Social life presents a convoluted tension, involving (as stated by Ralph Adolphs and quoted by Dobbs), a “complex and dynamic interplay between two opposing factors: on the one hand, groups can provide better security from predators, better mate choice and more reliable food; on the other hand, mates and food are available also to competitors from within the group.” Thus, our survival is contingent on a delicate balance between getting along with others and outperforming them. Requisite for maintaining this balance is a comprehensive understanding of subtle and complicated social dynamics, enabling both manipulation and the detection of manipulation by others. Dobbs writes that:

"People with Williams, however, don’t do this so well.
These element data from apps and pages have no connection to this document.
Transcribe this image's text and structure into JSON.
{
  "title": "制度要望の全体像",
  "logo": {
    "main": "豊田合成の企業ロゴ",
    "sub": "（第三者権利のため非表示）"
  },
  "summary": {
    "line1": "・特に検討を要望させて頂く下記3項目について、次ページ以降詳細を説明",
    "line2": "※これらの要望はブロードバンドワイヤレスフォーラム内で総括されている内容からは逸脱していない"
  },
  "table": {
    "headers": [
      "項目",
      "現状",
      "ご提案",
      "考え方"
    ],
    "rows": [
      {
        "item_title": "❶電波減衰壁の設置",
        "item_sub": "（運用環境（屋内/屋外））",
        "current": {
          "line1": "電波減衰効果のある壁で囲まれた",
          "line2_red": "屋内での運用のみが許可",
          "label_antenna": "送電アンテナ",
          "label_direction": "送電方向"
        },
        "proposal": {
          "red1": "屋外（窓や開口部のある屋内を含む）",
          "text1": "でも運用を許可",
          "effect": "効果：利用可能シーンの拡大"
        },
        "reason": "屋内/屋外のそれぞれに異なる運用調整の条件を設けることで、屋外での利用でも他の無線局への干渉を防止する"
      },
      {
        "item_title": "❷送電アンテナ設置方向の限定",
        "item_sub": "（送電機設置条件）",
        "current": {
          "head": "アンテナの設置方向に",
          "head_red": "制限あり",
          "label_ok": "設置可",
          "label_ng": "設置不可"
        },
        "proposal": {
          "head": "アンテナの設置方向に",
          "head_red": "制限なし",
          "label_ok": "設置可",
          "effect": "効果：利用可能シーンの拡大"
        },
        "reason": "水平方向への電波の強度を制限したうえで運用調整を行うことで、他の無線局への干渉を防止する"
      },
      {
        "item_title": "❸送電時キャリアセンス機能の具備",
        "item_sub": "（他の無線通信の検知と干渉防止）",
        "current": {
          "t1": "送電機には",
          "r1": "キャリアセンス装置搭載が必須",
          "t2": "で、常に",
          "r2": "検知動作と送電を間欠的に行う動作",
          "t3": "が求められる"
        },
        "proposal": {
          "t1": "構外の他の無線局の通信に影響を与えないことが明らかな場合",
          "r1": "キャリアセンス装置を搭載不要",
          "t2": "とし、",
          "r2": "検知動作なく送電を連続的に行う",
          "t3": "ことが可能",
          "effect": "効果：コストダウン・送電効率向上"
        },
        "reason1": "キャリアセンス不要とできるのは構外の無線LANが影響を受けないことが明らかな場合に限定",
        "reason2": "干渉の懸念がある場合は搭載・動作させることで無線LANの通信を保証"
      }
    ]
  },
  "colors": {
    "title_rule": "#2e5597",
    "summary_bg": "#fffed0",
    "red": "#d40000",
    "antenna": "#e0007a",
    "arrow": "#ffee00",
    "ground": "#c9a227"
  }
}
Generating and detecting deception and veiled meaning requires not just the recognition that people can be bad but a certain level of cognitive power that people with Williams typically lack. In particular it requires what psychologists call “theory of mind,” which is a clear concept of what another person is thinking and the recognition that the other person a) may see the world differently than you do and b) may actually be thinking something different from what he’s saying.’s clear that Williamses do not generally sniff out the sorts of hidden meanings and intentions that lie behind so much human behavior."
The article concludes with a fascinating question about being human: is our social behavior driven more by the urge to connect or the urge to manipulate the connection? Are we trying to make friends, or do we only care about being genetically more successful than our peers?
"We dominate the planet because we can think abstractly, accumulate and relay knowledge and manipulate the environment and one another. By this light our social behavior rises more from big brains than from big hearts.


The disassociation of so many elements in Williams — the cognitive from the connective, social fear from nonsocial fear, the tension between the drive to affiliate and the drive to manipulate — highlights how vital these elements are and, in most of us, how delicately, critically entwined. Yet these splits in Williams also clarify which, of caring and comprehension, offers the more vital contribution. For if Williams confers disadvantage by granting more care than comprehension, reversing this imbalance creates a far more problematic phenotype.

As Robert Sapolsky of the Stanford School of Medicine puts it: “Williams have great interest but little competence. But what about a person who has competence but no warmth, desire or empathy? That’s a sociopath. Sociopaths have great theory of mind. But they couldn’t care less.”"

Link to the NYTM article.

Thursday, July 5, 2007

Babies: cheating bastards

From The Globe and Mail:

Babies aren't as innocent as they look, according to new research out of the United Kingdom.

Sweet little infants actually learn to deceive before they can talk, says University of Portsmouth psychology department head Vasudevi Reddy in a study that challenges traditional notions of innocence while confirming many parents' suspicions about their sneaky babies.

Most psychologists have believed that children cannot really lie until about four years of age. But after dozens of interviews with parents, and years spent observing children, Dr. Reddy has determined that infants as young as seven months are quite skilled at pulling the wool over their parents' eyes.

Fake crying and laughing are the earliest and most common forms of deception, but as babies continue to develop their skills of subterfuge, they become far more calculating.

There was the 11-month-old who, caught in the act of reaching for the forbidden soil of a house plant, quickly turned his outstretched hand into a wave, his mother reported to Dr. Reddy, "as though he was saying, 'Oh, I wasn't really going to touch the soil, Mom, I was waving at you.' "

Babies also seem to think they are masters of the Jedi mind trick, using steady eye contact as a distraction technique. Another 11-month-old, upon being presented with toast she didn't want to eat, would hold eye contact with her mother while discreetly chucking the toast onto the floor.

"She's very sneaky," the mother told Dr. Reddy, "she thinks you can't see it."

Via OmniBrain.